### Given records:
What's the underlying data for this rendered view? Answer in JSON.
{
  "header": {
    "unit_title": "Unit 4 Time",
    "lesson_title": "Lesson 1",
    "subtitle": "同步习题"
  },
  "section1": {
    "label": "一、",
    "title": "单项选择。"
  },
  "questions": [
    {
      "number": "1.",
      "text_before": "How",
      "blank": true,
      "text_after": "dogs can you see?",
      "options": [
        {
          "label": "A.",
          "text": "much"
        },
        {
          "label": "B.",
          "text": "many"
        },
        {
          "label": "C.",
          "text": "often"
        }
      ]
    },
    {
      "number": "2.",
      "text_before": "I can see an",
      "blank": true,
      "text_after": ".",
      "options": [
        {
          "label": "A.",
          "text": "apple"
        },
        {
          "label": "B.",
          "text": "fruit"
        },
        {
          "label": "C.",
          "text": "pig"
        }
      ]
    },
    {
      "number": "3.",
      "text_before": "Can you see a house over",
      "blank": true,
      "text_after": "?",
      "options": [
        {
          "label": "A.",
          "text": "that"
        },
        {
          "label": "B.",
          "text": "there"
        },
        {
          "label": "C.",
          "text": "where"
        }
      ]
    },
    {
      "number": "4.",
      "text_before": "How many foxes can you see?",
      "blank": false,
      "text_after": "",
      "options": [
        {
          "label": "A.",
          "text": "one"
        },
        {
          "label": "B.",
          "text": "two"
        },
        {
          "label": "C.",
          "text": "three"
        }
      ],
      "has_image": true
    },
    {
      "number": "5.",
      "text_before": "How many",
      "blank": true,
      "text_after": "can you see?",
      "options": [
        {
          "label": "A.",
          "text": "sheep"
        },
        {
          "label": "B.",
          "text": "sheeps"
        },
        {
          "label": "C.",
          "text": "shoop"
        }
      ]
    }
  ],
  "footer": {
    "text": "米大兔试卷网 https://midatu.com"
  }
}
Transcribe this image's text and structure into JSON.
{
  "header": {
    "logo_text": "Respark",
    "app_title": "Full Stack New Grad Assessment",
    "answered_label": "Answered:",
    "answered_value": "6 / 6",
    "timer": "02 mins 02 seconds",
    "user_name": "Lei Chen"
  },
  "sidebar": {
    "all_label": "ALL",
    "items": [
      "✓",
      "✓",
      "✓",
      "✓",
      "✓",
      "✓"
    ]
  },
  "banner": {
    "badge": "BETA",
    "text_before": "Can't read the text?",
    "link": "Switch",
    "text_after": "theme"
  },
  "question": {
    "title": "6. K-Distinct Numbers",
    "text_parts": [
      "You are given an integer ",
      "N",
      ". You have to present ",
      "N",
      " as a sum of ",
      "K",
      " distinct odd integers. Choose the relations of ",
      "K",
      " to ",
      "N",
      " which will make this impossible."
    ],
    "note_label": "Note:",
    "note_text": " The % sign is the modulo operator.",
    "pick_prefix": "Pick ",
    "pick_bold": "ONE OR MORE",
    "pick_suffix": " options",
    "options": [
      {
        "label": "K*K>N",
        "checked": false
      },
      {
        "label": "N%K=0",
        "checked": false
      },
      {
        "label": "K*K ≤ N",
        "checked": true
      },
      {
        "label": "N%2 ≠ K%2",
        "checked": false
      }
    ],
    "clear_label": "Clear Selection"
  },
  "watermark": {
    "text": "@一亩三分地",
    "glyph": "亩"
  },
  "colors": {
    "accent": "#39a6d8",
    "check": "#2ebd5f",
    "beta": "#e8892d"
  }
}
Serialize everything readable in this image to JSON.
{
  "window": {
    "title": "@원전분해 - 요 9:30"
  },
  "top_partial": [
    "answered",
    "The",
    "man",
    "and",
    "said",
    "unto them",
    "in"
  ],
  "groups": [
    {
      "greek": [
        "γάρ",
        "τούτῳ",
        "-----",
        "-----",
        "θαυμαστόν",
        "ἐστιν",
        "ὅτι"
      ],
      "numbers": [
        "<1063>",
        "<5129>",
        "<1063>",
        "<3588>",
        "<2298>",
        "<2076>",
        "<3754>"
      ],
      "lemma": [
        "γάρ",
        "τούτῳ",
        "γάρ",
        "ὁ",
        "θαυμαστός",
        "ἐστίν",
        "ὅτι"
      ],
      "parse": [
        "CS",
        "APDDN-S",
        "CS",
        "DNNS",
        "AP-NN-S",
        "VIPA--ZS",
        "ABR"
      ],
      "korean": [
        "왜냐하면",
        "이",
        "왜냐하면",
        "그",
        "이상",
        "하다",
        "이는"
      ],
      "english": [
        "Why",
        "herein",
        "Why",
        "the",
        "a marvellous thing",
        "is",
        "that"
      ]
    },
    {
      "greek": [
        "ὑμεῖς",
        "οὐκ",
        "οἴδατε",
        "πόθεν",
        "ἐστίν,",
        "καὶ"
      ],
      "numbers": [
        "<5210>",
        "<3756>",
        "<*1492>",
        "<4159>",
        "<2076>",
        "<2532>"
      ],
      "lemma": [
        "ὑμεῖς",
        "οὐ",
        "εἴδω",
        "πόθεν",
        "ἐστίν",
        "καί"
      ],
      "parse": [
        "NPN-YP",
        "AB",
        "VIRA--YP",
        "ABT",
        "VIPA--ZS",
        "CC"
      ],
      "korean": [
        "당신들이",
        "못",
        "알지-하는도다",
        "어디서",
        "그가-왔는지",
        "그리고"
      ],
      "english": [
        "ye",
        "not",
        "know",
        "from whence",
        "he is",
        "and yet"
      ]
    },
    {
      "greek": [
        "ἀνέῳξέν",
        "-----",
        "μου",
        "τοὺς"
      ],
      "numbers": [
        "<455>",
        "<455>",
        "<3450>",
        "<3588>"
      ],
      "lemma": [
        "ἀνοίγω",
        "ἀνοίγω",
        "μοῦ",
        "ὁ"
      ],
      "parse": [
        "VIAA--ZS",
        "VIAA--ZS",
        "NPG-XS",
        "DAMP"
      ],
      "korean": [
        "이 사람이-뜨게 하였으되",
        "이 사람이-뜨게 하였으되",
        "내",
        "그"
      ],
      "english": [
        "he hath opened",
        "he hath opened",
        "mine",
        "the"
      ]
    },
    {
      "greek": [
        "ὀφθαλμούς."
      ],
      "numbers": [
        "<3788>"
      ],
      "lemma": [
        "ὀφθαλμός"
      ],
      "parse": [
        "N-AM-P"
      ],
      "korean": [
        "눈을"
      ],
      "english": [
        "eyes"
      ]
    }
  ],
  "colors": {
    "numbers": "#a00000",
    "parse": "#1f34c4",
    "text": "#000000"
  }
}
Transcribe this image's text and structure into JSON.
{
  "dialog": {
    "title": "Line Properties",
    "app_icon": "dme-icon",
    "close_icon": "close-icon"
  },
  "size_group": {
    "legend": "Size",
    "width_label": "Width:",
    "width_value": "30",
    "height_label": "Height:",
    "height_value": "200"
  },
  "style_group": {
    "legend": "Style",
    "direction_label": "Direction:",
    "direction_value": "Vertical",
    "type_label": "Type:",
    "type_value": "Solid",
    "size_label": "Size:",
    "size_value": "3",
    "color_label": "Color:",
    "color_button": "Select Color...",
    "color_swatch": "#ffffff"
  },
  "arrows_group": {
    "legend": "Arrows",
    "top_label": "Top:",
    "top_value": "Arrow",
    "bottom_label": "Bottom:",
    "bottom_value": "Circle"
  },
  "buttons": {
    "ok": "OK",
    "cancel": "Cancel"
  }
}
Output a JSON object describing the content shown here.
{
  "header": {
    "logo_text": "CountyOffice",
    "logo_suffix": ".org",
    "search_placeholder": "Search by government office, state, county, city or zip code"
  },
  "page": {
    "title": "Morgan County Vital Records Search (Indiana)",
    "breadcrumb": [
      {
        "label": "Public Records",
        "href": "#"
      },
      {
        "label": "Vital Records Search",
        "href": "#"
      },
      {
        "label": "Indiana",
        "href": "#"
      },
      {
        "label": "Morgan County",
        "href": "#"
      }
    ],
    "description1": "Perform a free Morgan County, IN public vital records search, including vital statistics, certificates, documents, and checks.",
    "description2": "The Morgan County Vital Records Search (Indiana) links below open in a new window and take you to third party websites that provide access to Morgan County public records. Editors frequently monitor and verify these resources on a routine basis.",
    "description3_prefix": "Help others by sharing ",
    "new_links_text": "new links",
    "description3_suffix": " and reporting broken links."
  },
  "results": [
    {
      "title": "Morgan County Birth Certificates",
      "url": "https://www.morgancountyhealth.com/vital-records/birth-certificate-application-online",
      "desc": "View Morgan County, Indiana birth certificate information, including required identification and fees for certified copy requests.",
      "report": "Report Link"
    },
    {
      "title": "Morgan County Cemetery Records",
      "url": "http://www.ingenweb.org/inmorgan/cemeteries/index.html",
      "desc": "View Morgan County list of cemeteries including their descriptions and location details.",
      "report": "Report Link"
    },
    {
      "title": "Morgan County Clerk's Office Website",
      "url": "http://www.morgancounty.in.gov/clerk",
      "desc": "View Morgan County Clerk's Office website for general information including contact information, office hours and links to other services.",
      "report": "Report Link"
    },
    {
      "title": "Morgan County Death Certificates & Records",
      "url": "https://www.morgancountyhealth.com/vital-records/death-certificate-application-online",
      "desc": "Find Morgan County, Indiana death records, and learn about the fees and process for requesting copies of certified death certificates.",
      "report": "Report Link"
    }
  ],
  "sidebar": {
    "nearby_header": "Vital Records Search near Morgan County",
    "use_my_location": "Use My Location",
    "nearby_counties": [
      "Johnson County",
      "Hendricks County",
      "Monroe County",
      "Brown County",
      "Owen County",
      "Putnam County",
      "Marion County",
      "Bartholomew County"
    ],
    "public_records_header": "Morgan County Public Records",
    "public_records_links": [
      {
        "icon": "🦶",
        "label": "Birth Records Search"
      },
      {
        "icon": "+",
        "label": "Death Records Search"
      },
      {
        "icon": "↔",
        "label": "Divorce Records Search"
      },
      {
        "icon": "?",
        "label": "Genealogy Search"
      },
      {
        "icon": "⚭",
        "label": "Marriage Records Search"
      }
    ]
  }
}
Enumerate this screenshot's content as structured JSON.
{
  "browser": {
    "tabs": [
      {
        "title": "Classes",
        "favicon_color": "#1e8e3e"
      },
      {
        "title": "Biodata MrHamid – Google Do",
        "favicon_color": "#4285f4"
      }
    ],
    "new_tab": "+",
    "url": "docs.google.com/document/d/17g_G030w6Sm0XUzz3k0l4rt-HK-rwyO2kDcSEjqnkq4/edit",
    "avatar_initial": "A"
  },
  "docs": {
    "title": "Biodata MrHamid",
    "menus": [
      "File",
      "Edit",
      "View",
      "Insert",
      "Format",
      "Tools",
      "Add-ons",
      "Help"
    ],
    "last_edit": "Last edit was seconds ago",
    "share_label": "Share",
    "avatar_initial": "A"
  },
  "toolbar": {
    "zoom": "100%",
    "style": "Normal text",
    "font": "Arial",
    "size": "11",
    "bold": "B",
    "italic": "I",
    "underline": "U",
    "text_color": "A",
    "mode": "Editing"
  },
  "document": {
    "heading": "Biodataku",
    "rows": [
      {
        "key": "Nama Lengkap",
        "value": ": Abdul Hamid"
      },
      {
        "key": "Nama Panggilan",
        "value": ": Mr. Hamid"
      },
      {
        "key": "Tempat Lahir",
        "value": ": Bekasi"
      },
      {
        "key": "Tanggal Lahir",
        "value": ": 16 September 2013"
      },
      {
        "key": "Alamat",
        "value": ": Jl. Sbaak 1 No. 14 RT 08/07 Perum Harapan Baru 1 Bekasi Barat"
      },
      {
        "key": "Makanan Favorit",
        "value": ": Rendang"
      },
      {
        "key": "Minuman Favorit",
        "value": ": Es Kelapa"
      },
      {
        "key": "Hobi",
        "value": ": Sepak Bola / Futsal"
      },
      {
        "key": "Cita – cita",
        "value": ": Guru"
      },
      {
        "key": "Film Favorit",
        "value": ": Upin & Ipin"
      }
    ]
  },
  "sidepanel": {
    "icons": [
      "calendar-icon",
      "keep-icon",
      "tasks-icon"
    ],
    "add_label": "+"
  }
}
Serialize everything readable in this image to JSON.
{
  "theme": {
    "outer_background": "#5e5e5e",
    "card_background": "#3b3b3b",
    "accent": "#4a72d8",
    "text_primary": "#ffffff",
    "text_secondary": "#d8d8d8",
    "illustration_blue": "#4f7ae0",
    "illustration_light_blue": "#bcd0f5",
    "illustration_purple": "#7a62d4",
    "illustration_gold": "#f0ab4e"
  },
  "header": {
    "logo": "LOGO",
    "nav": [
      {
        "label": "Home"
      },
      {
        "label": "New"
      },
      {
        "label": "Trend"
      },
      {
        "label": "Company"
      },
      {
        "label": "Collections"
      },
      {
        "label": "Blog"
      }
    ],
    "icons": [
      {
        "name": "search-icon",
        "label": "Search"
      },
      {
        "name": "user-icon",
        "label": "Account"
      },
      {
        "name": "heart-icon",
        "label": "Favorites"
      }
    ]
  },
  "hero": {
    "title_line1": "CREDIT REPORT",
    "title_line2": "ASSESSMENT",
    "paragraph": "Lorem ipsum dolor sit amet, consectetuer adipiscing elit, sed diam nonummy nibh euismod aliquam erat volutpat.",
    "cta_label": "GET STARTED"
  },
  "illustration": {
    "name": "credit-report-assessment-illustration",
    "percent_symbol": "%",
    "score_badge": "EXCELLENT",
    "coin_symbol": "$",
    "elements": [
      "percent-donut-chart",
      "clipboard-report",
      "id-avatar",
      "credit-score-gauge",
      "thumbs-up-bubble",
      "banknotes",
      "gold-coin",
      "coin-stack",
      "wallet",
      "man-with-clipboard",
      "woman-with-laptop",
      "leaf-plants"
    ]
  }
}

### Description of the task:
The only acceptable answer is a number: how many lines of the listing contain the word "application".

### Exercise output:
2